Dataset rows describing interfaces:
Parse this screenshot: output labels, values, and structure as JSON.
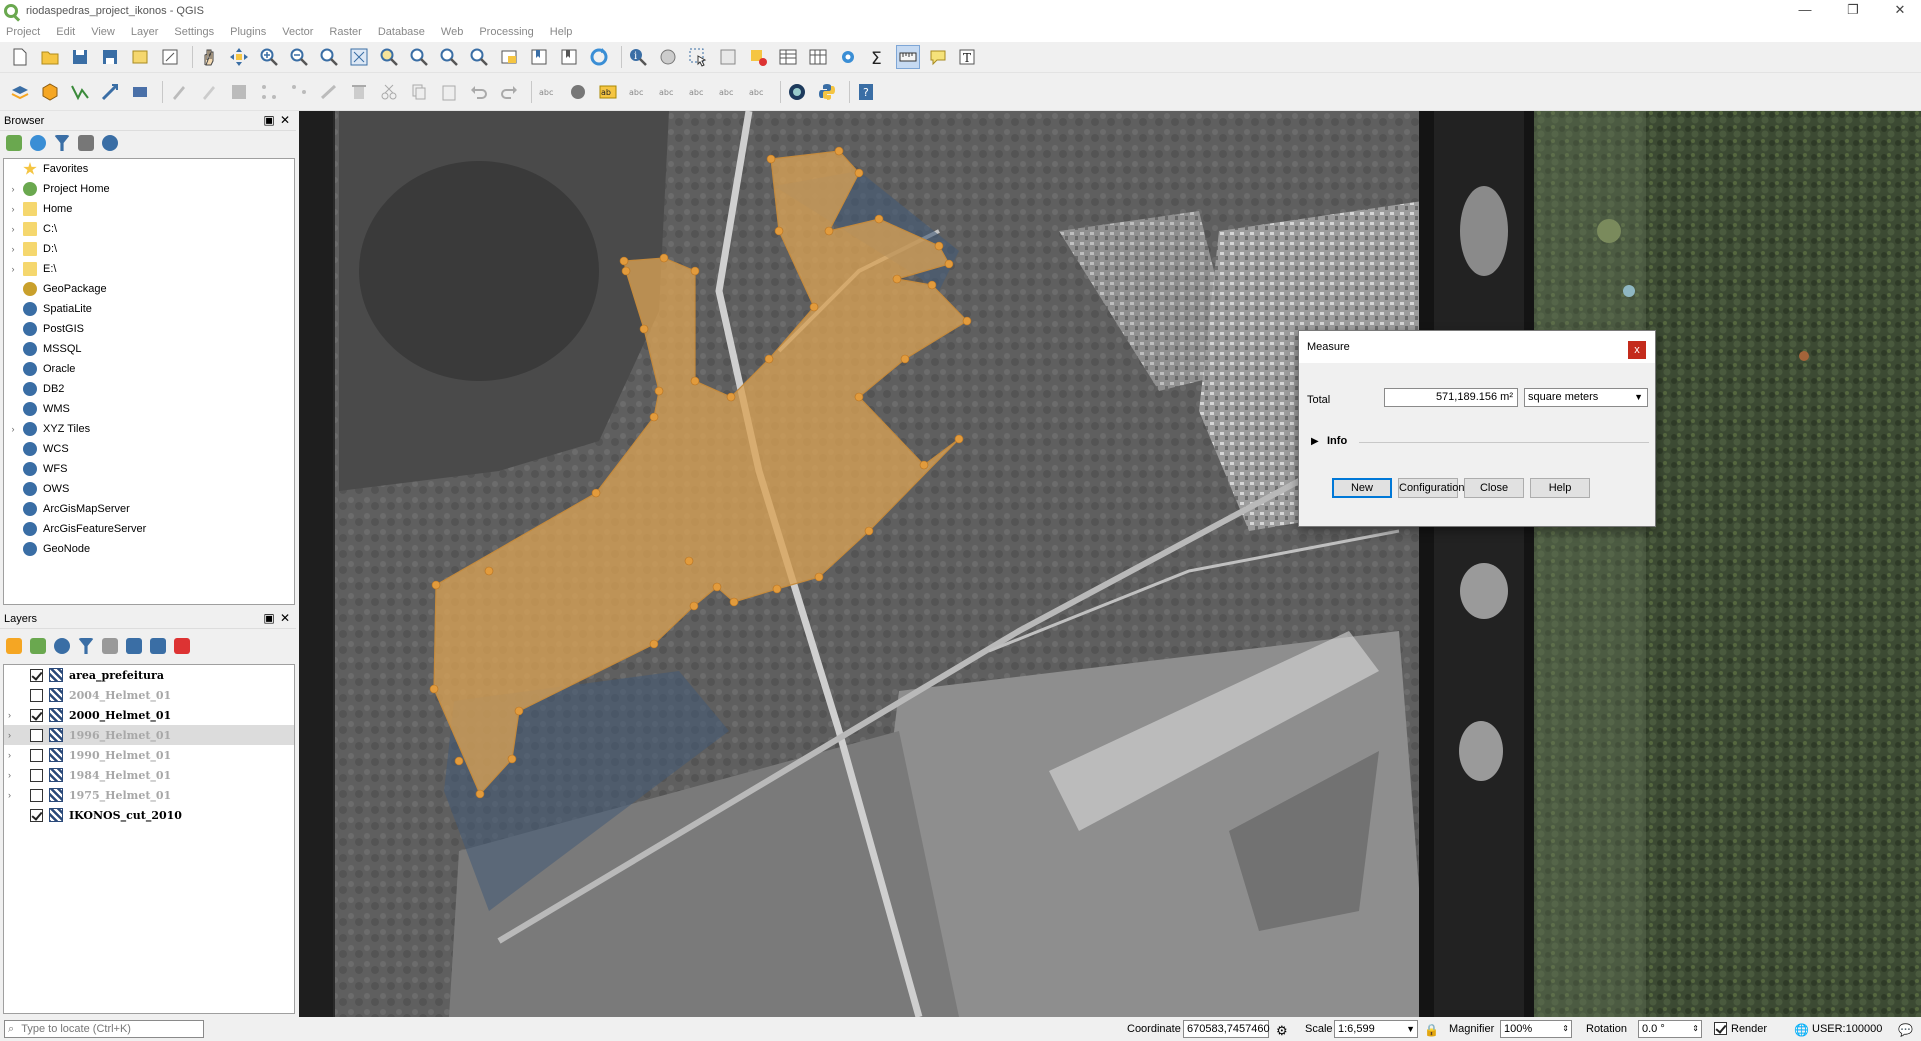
{
  "window": {
    "title": "riodaspedras_project_ikonos - QGIS",
    "minimize": "—",
    "restore": "❐",
    "close": "✕"
  },
  "menu": [
    "Project",
    "Edit",
    "View",
    "Layer",
    "Settings",
    "Plugins",
    "Vector",
    "Raster",
    "Database",
    "Web",
    "Processing",
    "Help"
  ],
  "browser": {
    "title": "Browser",
    "items": [
      {
        "label": "Favorites",
        "icon": "star-icon",
        "expand": false
      },
      {
        "label": "Project Home",
        "icon": "project-home-icon",
        "expand": true
      },
      {
        "label": "Home",
        "icon": "folder-icon",
        "expand": true
      },
      {
        "label": "C:\\",
        "icon": "folder-icon",
        "expand": true
      },
      {
        "label": "D:\\",
        "icon": "folder-icon",
        "expand": true
      },
      {
        "label": "E:\\",
        "icon": "folder-icon",
        "expand": true
      },
      {
        "label": "GeoPackage",
        "icon": "geopackage-icon",
        "expand": false
      },
      {
        "label": "SpatiaLite",
        "icon": "spatialite-icon",
        "expand": false
      },
      {
        "label": "PostGIS",
        "icon": "postgis-icon",
        "expand": false
      },
      {
        "label": "MSSQL",
        "icon": "mssql-icon",
        "expand": false
      },
      {
        "label": "Oracle",
        "icon": "oracle-icon",
        "expand": false
      },
      {
        "label": "DB2",
        "icon": "db2-icon",
        "expand": false
      },
      {
        "label": "WMS",
        "icon": "wms-icon",
        "expand": false
      },
      {
        "label": "XYZ Tiles",
        "icon": "xyz-tiles-icon",
        "expand": true
      },
      {
        "label": "WCS",
        "icon": "wcs-icon",
        "expand": false
      },
      {
        "label": "WFS",
        "icon": "wfs-icon",
        "expand": false
      },
      {
        "label": "OWS",
        "icon": "ows-icon",
        "expand": false
      },
      {
        "label": "ArcGisMapServer",
        "icon": "arcgis-mapserver-icon",
        "expand": false
      },
      {
        "label": "ArcGisFeatureServer",
        "icon": "arcgis-featureserver-icon",
        "expand": false
      },
      {
        "label": "GeoNode",
        "icon": "geonode-icon",
        "expand": false
      }
    ]
  },
  "layers": {
    "title": "Layers",
    "items": [
      {
        "label": "area_prefeitura",
        "checked": true,
        "bold": true,
        "dim": false,
        "expand": false,
        "selected": false,
        "type": "vector"
      },
      {
        "label": "2004_Helmet_01",
        "checked": false,
        "bold": true,
        "dim": true,
        "expand": false,
        "selected": false,
        "type": "raster"
      },
      {
        "label": "2000_Helmet_01",
        "checked": true,
        "bold": true,
        "dim": false,
        "expand": true,
        "selected": false,
        "type": "raster"
      },
      {
        "label": "1996_Helmet_01",
        "checked": false,
        "bold": true,
        "dim": true,
        "expand": true,
        "selected": true,
        "type": "raster"
      },
      {
        "label": "1990_Helmet_01",
        "checked": false,
        "bold": true,
        "dim": true,
        "expand": true,
        "selected": false,
        "type": "raster"
      },
      {
        "label": "1984_Helmet_01",
        "checked": false,
        "bold": true,
        "dim": true,
        "expand": true,
        "selected": false,
        "type": "raster"
      },
      {
        "label": "1975_Helmet_01",
        "checked": false,
        "bold": true,
        "dim": true,
        "expand": true,
        "selected": false,
        "type": "raster"
      },
      {
        "label": "IKONOS_cut_2010",
        "checked": true,
        "bold": true,
        "dim": false,
        "expand": false,
        "selected": false,
        "type": "raster"
      }
    ]
  },
  "measure": {
    "title": "Measure",
    "close": "x",
    "total_label": "Total",
    "total_value": "571,189.156 m²",
    "unit": "square meters",
    "info_label": "Info",
    "buttons": {
      "new": "New",
      "configuration": "Configuration",
      "close": "Close",
      "help": "Help"
    }
  },
  "status": {
    "locate_placeholder": "Type to locate (Ctrl+K)",
    "coordinate_label": "Coordinate",
    "coordinate": "670583,7457460",
    "scale_label": "Scale",
    "scale": "1:6,599",
    "magnifier_label": "Magnifier",
    "magnifier": "100%",
    "rotation_label": "Rotation",
    "rotation": "0.0 °",
    "render_label": "Render",
    "crs": "USER:100000"
  },
  "colors": {
    "polygon_fill": "#d9a155",
    "vertex": "#e29b3c",
    "accent": "#0078d7"
  }
}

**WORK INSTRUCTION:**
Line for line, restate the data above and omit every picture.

**RESPONSE BELOW:**
Parse this screenshot: output labels, values, and structure as JSON.
{
  "window": {
    "title": "riodaspedras_project_ikonos - QGIS",
    "minimize": "—",
    "restore": "❐",
    "close": "✕"
  },
  "menu": [
    "Project",
    "Edit",
    "View",
    "Layer",
    "Settings",
    "Plugins",
    "Vector",
    "Raster",
    "Database",
    "Web",
    "Processing",
    "Help"
  ],
  "browser": {
    "title": "Browser",
    "items": [
      {
        "label": "Favorites",
        "icon": "star-icon",
        "expand": false
      },
      {
        "label": "Project Home",
        "icon": "project-home-icon",
        "expand": true
      },
      {
        "label": "Home",
        "icon": "folder-icon",
        "expand": true
      },
      {
        "label": "C:\\",
        "icon": "folder-icon",
        "expand": true
      },
      {
        "label": "D:\\",
        "icon": "folder-icon",
        "expand": true
      },
      {
        "label": "E:\\",
        "icon": "folder-icon",
        "expand": true
      },
      {
        "label": "GeoPackage",
        "icon": "geopackage-icon",
        "expand": false
      },
      {
        "label": "SpatiaLite",
        "icon": "spatialite-icon",
        "expand": false
      },
      {
        "label": "PostGIS",
        "icon": "postgis-icon",
        "expand": false
      },
      {
        "label": "MSSQL",
        "icon": "mssql-icon",
        "expand": false
      },
      {
        "label": "Oracle",
        "icon": "oracle-icon",
        "expand": false
      },
      {
        "label": "DB2",
        "icon": "db2-icon",
        "expand": false
      },
      {
        "label": "WMS",
        "icon": "wms-icon",
        "expand": false
      },
      {
        "label": "XYZ Tiles",
        "icon": "xyz-tiles-icon",
        "expand": true
      },
      {
        "label": "WCS",
        "icon": "wcs-icon",
        "expand": false
      },
      {
        "label": "WFS",
        "icon": "wfs-icon",
        "expand": false
      },
      {
        "label": "OWS",
        "icon": "ows-icon",
        "expand": false
      },
      {
        "label": "ArcGisMapServer",
        "icon": "arcgis-mapserver-icon",
        "expand": false
      },
      {
        "label": "ArcGisFeatureServer",
        "icon": "arcgis-featureserver-icon",
        "expand": false
      },
      {
        "label": "GeoNode",
        "icon": "geonode-icon",
        "expand": false
      }
    ]
  },
  "layers": {
    "title": "Layers",
    "items": [
      {
        "label": "area_prefeitura",
        "checked": true,
        "bold": true,
        "dim": false,
        "expand": false,
        "selected": false,
        "type": "vector"
      },
      {
        "label": "2004_Helmet_01",
        "checked": false,
        "bold": true,
        "dim": true,
        "expand": false,
        "selected": false,
        "type": "raster"
      },
      {
        "label": "2000_Helmet_01",
        "checked": true,
        "bold": true,
        "dim": false,
        "expand": true,
        "selected": false,
        "type": "raster"
      },
      {
        "label": "1996_Helmet_01",
        "checked": false,
        "bold": true,
        "dim": true,
        "expand": true,
        "selected": true,
        "type": "raster"
      },
      {
        "label": "1990_Helmet_01",
        "checked": false,
        "bold": true,
        "dim": true,
        "expand": true,
        "selected": false,
        "type": "raster"
      },
      {
        "label": "1984_Helmet_01",
        "checked": false,
        "bold": true,
        "dim": true,
        "expand": true,
        "selected": false,
        "type": "raster"
      },
      {
        "label": "1975_Helmet_01",
        "checked": false,
        "bold": true,
        "dim": true,
        "expand": true,
        "selected": false,
        "type": "raster"
      },
      {
        "label": "IKONOS_cut_2010",
        "checked": true,
        "bold": true,
        "dim": false,
        "expand": false,
        "selected": false,
        "type": "raster"
      }
    ]
  },
  "measure": {
    "title": "Measure",
    "close": "x",
    "total_label": "Total",
    "total_value": "571,189.156 m²",
    "unit": "square meters",
    "info_label": "Info",
    "buttons": {
      "new": "New",
      "configuration": "Configuration",
      "close": "Close",
      "help": "Help"
    }
  },
  "status": {
    "locate_placeholder": "Type to locate (Ctrl+K)",
    "coordinate_label": "Coordinate",
    "coordinate": "670583,7457460",
    "scale_label": "Scale",
    "scale": "1:6,599",
    "magnifier_label": "Magnifier",
    "magnifier": "100%",
    "rotation_label": "Rotation",
    "rotation": "0.0 °",
    "render_label": "Render",
    "crs": "USER:100000"
  },
  "colors": {
    "polygon_fill": "#d9a155",
    "vertex": "#e29b3c",
    "accent": "#0078d7"
  }
}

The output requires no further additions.